“The people affected by this consultation have life-long and life-changing injuries, which they would not have suffered were it not for negligence, said Maurece Hutchinson, Belfast-based Northern Ireland representative of the Association of Personal Injury Lawyers (APIL) They are compensated to pay for their care, specialist equipment, and living costs. They cannot simply earn their own money as they did before they were injured - in most cases the compensation is all the support they will ever have for the rest of their lives.
“The DoJ is consulting on whether compensation should be calculated in such a way that injured people will have to take risks when investing their compensation to ensure it will stretch for the rest of their lives,” Ms Hutchinson explained.

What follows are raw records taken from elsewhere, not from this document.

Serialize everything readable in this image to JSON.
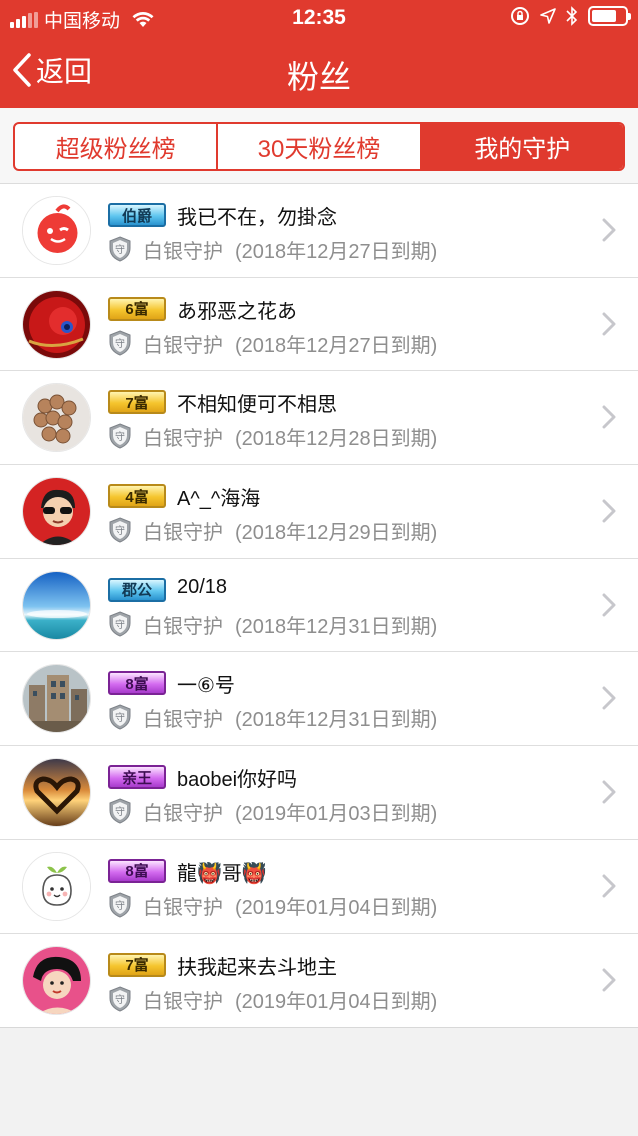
{
  "status_bar": {
    "carrier": "中国移动",
    "time": "12:35"
  },
  "nav": {
    "back_label": "返回",
    "title": "粉丝"
  },
  "tabs": [
    {
      "label": "超级粉丝榜",
      "active": false
    },
    {
      "label": "30天粉丝榜",
      "active": false
    },
    {
      "label": "我的守护",
      "active": true
    }
  ],
  "colors": {
    "accent": "#e03a2e",
    "secondary_text": "#8e8e8e"
  },
  "fans": [
    {
      "badge": "伯爵",
      "badge_color": "blue",
      "name": "我已不在，勿掛念",
      "level": "白银守护",
      "expire": "(2018年12月27日到期)",
      "avatar": "red-logo"
    },
    {
      "badge": "6富",
      "badge_color": "gold",
      "name": "あ邪恶之花あ",
      "level": "白银守护",
      "expire": "(2018年12月27日到期)",
      "avatar": "red-rose"
    },
    {
      "badge": "7富",
      "badge_color": "gold",
      "name": "不相知便可不相思",
      "level": "白银守护",
      "expire": "(2018年12月28日到期)",
      "avatar": "beads"
    },
    {
      "badge": "4富",
      "badge_color": "gold",
      "name": "A^_^海海",
      "level": "白银守护",
      "expire": "(2018年12月29日到期)",
      "avatar": "cartoon-man"
    },
    {
      "badge": "郡公",
      "badge_color": "blue",
      "name": "20/18",
      "level": "白银守护",
      "expire": "(2018年12月31日到期)",
      "avatar": "sky-sea"
    },
    {
      "badge": "8富",
      "badge_color": "purple",
      "name": "一⑥号",
      "level": "白银守护",
      "expire": "(2018年12月31日到期)",
      "avatar": "building"
    },
    {
      "badge": "亲王",
      "badge_color": "purple",
      "name": "baobei你好吗",
      "level": "白银守护",
      "expire": "(2019年01月03日到期)",
      "avatar": "sunset-heart"
    },
    {
      "badge": "8富",
      "badge_color": "purple",
      "name": "龍👹哥👹",
      "level": "白银守护",
      "expire": "(2019年01月04日到期)",
      "avatar": "sprout-doodle"
    },
    {
      "badge": "7富",
      "badge_color": "gold",
      "name": "扶我起来去斗地主",
      "level": "白银守护",
      "expire": "(2019年01月04日到期)",
      "avatar": "cartoon-girl"
    }
  ]
}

“If they don’t take that investment risk, they will have to fall back on the State to pay for their needs when the money runs out. This goes against the basic principles of compensation. It is supposed to meet an injured person’s needs after serious injury which was inflicted upon them by someone else’s negligence. The State should not have to pick up the bill,” she went on.
“Injured people should not be forced to take risks and gamble their compensation in a bid to get by. Catastrophically injured people are vulnerable and fearful for their futures. There has been much debate about whether injured people should shoulder some risk with their investments. They are averse to taking risks with this very important money and should be allowed to invest without taking risks at all,” Ms Hutchinson added.